If approved, changes will be afoot for the iwi-led school which was 12 years in the making.

Education Minister Chris Hipkins confirmed this week all of the country's existing charter schools had applied to become state schools.

Ten had applied to become designated character and two had applied to become state integrated schools.


Te Rangihakahaka Centre for Science and Technology is a Ngāti Whakaue-run school which opened at the start of the year.

Roanna Bennett of Te Taumata o Ngati Whakaue Iho-Ake Trust says the school has applied to be a designated character school. Photo/File
Roanna Bennett of Te Taumata o Ngati Whakaue Iho-Ake Trust says the school has applied to be a designated character school. Photo/File

Te Taumata o Ngāti Whakaue Iho-Ake Trust general manager Roana Bennett said the school had applied to be a designated character school.

Bennett said, if the application was approved, there would be little change from the point of view of students.
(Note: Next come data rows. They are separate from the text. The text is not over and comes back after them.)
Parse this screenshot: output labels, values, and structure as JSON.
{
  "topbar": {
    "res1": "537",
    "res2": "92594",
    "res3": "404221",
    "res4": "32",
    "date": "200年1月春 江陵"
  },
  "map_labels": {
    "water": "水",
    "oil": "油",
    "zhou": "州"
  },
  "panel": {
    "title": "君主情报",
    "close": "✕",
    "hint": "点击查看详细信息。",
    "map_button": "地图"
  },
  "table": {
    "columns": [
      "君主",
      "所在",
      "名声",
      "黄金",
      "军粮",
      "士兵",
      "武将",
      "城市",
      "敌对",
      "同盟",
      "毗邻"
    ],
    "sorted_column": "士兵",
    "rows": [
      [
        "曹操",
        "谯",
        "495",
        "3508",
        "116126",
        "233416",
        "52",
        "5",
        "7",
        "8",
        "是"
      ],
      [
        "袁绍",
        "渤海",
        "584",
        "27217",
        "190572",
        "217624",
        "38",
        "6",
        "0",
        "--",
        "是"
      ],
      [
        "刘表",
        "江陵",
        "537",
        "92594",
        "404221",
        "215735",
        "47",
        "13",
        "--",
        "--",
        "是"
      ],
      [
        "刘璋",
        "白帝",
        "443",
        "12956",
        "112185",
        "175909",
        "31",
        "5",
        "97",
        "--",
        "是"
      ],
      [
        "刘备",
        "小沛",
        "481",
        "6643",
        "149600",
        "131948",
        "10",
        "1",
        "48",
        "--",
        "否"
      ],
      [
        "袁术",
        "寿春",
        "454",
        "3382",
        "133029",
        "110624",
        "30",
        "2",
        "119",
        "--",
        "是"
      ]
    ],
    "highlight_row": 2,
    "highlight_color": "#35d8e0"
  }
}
If the school becomes a designated character school ownership will be moved from Ngāti Whakaue to the state. However, the school has put forward a governance model for consideration.

"We hope we'll have a major influence on what happens in the school but it will be going into a board of trustees arrangement like other state schools," Bennett said.

"We are iwi. Governments come and go, policies come and go, but we'll still be there meeting our obligations to our tamariki and their whānau."

If approved the key changes would mean a change of ownership, a loss of flexibility around teaching and a loss of flexibility around funding, Bennett said.

"The gains though are quite interesting. We will be financially better off because as a partnership school we are funded less, under designated character we'll be funded the same as an equally sized school," she said.


"At the end of the day we're being pragmatic about it. We want our school to stay open."

The school's director, Renee Gillies, said she wanted to retain "the essence" of Te Rangihakahaka.

The Ministry of Education is now taking time to consult on and assess applications and will report to the education minister by the end of June.

Hipkins expected to make decisions on the applications by the end of July.

The Ministry of Education's deputy secretary of sector enablement and support, Katrina Casey, said the applications would be considered against the requirements of the Education Act.

The ministry will consider if the proposal meets the requirements of a designated character school and if there is demand for that type of schooling.

It looks at how the character is reflected in all aspects of the school, the school property, the potential impact the establishment might have, the cost to the crown and more.

Hipkins has also reconvened an advisory group to monitor schools' performances while they are still charter schools.

The group replaces an authorisation board led by former Act Party president Catherine Isaac which resigned en masse in February.

Hipkins introduced the Education Amendment Bill, spelling the end of charter schools, in February.

He wanted existing charter schools to wind up before the end of their contracts by mutual agreement but if early termination was not agreed by both parties he reserved the right to issue a notice of "termination for convenience" by the middle of this month.